and his or her staff may be required to perform. In addition, a scoping literature
review and environmental scan were done to assess the effects on physician time, practice
and system cost, and patient care due to the increase in administrative tasks. The
findings from the scoping review, in addition to the framework, provide the backbone
of detailed policy recommendations from the ACP to external stakeholders (such as
payers, governmental oversight organizations, and vendors) regarding how any given
administrative requirement, regulation, or program should be assessed, then potentially
revised or removed entirely.
The article can be found here.

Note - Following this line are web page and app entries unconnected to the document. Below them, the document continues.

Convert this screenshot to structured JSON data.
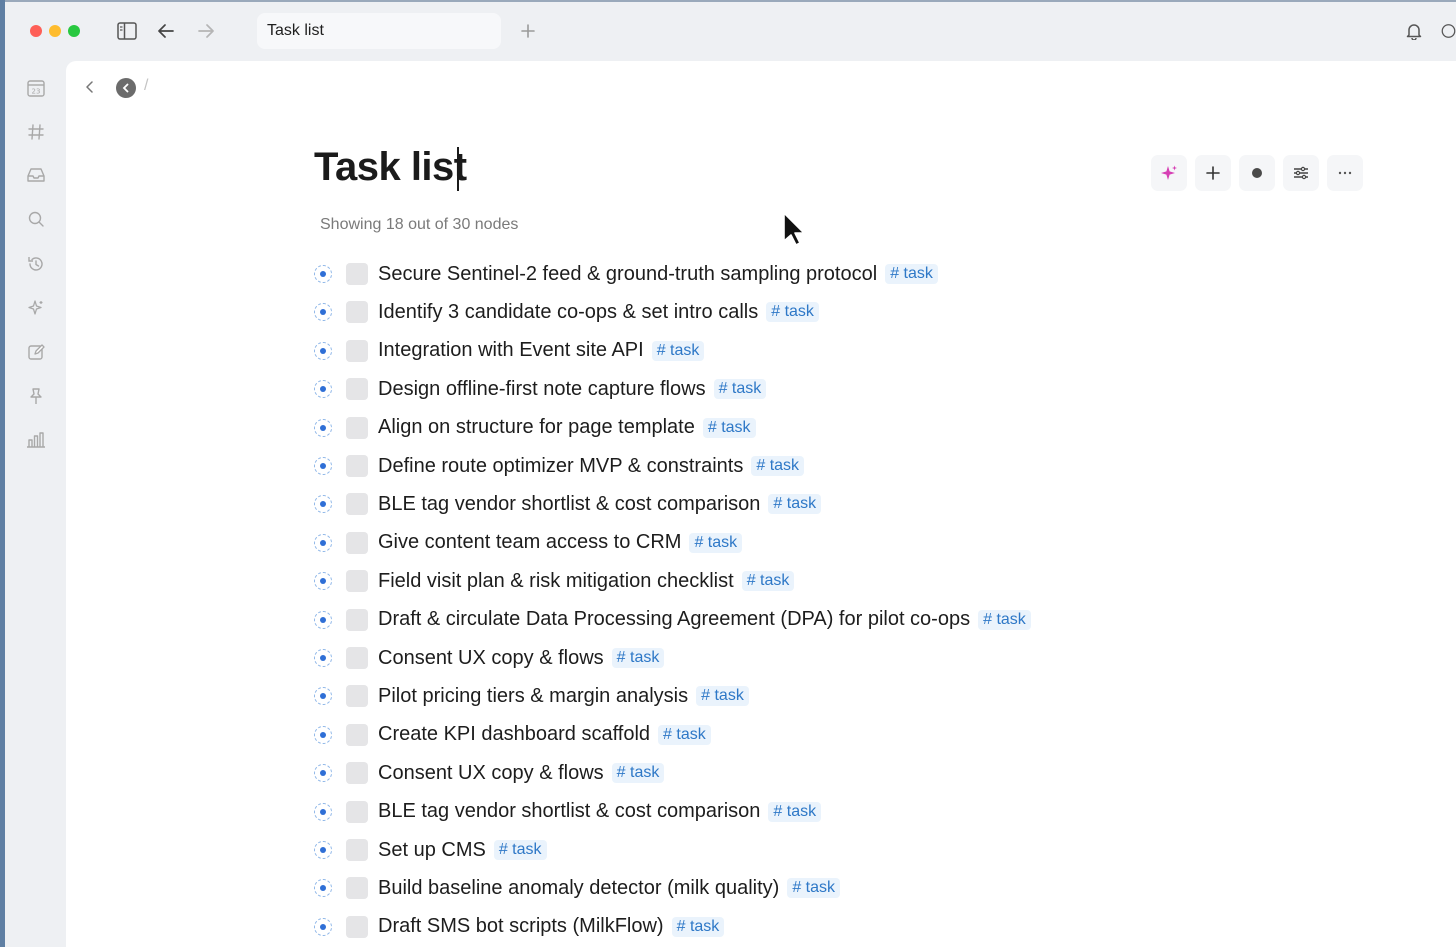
{
  "window": {
    "tab_title": "Task list",
    "colors": {
      "accent": "#2f6fd6",
      "tag_bg": "#eaf3fc",
      "tag_text": "#2e78c7"
    }
  },
  "titlebar": {
    "icons": [
      "sidebar-toggle-icon",
      "back-arrow-icon",
      "forward-arrow-icon",
      "plus-icon",
      "bell-icon"
    ]
  },
  "rail": {
    "icons": [
      "calendar-icon",
      "hashtag-icon",
      "inbox-icon",
      "search-icon",
      "history-icon",
      "sparkle-icon",
      "edit-icon",
      "pin-icon",
      "chart-icon"
    ]
  },
  "breadcrumb": {
    "separator": "/"
  },
  "page": {
    "title": "Task list",
    "count_text": "Showing 18 out of 30 nodes"
  },
  "toolbar": {
    "icons": [
      "ai-sparkle-icon",
      "add-icon",
      "record-icon",
      "filter-icon",
      "more-icon"
    ]
  },
  "tasks": [
    {
      "text": "Secure Sentinel-2 feed & ground-truth sampling protocol",
      "tag": "# task"
    },
    {
      "text": "Identify 3 candidate co-ops & set intro calls",
      "tag": "# task"
    },
    {
      "text": "Integration with Event site API",
      "tag": "# task"
    },
    {
      "text": "Design offline-first note capture flows",
      "tag": "# task"
    },
    {
      "text": "Align on structure for page template",
      "tag": "# task"
    },
    {
      "text": "Define route optimizer MVP & constraints",
      "tag": "# task"
    },
    {
      "text": "BLE tag vendor shortlist & cost comparison",
      "tag": "# task"
    },
    {
      "text": "Give content team access to CRM",
      "tag": "# task"
    },
    {
      "text": "Field visit plan & risk mitigation checklist",
      "tag": "# task"
    },
    {
      "text": "Draft & circulate Data Processing Agreement (DPA) for pilot co-ops",
      "tag": "# task"
    },
    {
      "text": "Consent UX copy & flows",
      "tag": "# task"
    },
    {
      "text": "Pilot pricing tiers & margin analysis",
      "tag": "# task"
    },
    {
      "text": "Create KPI dashboard scaffold",
      "tag": "# task"
    },
    {
      "text": "Consent UX copy & flows",
      "tag": "# task"
    },
    {
      "text": "BLE tag vendor shortlist & cost comparison",
      "tag": "# task"
    },
    {
      "text": "Set up CMS",
      "tag": "# task"
    },
    {
      "text": "Build baseline anomaly detector (milk quality)",
      "tag": "# task"
    },
    {
      "text": "Draft SMS bot scripts (MilkFlow)",
      "tag": "# task"
    }
  ]
}
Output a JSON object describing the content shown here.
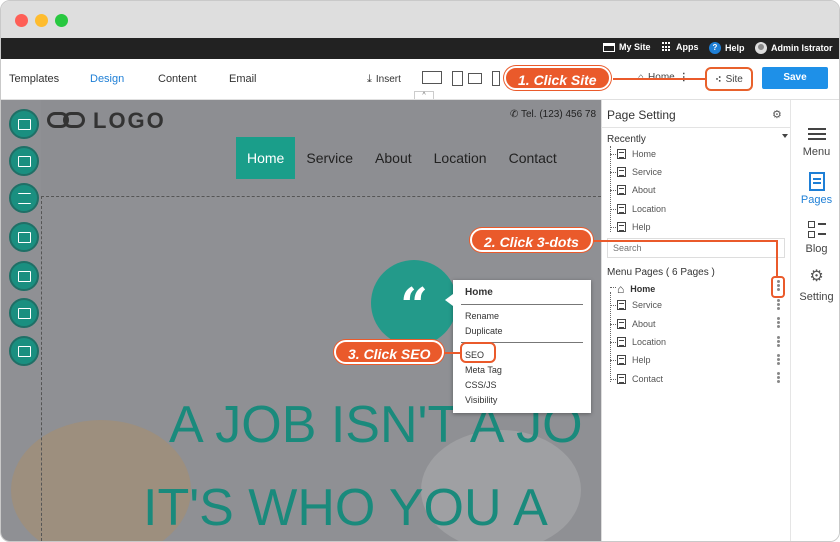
{
  "topbar": {
    "my_site": "My Site",
    "apps": "Apps",
    "help": "Help",
    "user": "Admin Istrator"
  },
  "toolbar": {
    "tabs": [
      "Templates",
      "Design",
      "Content",
      "Email"
    ],
    "active_tab": "Design",
    "insert": "Insert",
    "page_select": "Home",
    "site": "Site",
    "save": "Save"
  },
  "callouts": {
    "step1": "1. Click Site",
    "step2": "2. Click 3-dots",
    "step3": "3. Click SEO"
  },
  "site_preview": {
    "logo": "LOGO",
    "tel": "Tel. (123) 456 78",
    "nav": [
      "Home",
      "Service",
      "About",
      "Location",
      "Contact"
    ],
    "quote_mark": "“",
    "headline_1": "A JOB ISN'T A JO",
    "headline_2": "IT'S WHO YOU A"
  },
  "context_menu": {
    "title": "Home",
    "items": [
      "Rename",
      "Duplicate",
      "SEO",
      "Meta Tag",
      "CSS/JS",
      "Visibility"
    ]
  },
  "page_setting": {
    "title": "Page Setting",
    "recently_label": "Recently",
    "recently": [
      "Home",
      "Service",
      "About",
      "Location",
      "Help"
    ],
    "search_placeholder": "Search",
    "menu_pages_label": "Menu Pages ( 6 Pages )",
    "menu_pages": [
      "Home",
      "Service",
      "About",
      "Location",
      "Help",
      "Contact"
    ]
  },
  "right_sidebar": [
    "Menu",
    "Pages",
    "Blog",
    "Setting"
  ],
  "colors": {
    "accent": "#1e90e8",
    "brand_teal": "#1a9e8a",
    "callout": "#ea5a2b"
  }
}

Recent data show that more than half of US physicians have symptoms of burnout. In
response to this, ACP is in the midst of a multi-year effort to promote professional
satisfaction, support physician wellness, and reduce burnout. In addition to successful
and popular courses offered at national ACP Internal Medicine meetings on work-life
balance, resilience, burnout, and wellness, there have been numerous events directed
at promoting and supporting chapter-level programming. Numerous educational events
have been held and will continue to occur to bring attention to this significant issue
affecting our workforce. I anticipate that there will be more about this topic in
my newsletters in the future as well as likely at our chapter meetings. For more information
and resources consider going to this site.
A factor that contributes to an Internist's workplace dissatisfaction is the “lumping”
of Internists into the mix of primary care providers. Internal medicine physicians
are specialists who apply scientific knowledge and clinical expertise to the diagnosis,
treatment, and compassionate care of adults across the spectrum from health to complex
illness. Our training makes us distinct from providers in the primary care spectrum.
As an area of interest, the ACP continues to hear feedback from us and our colleagues
on making sure that payers, employers, and other recognize how our training distinguishes
7 - 9 September 2017 Air Force/Army ACP Chapter Meeting (Lackland AFB, TX)
19 - 20 October 2017 Ohio/Air Force ACP Chapter Meeting (Columbus, OH)
19 - 21 April 2018 ACP Internal Medicine Meeting (New Orleans, LA)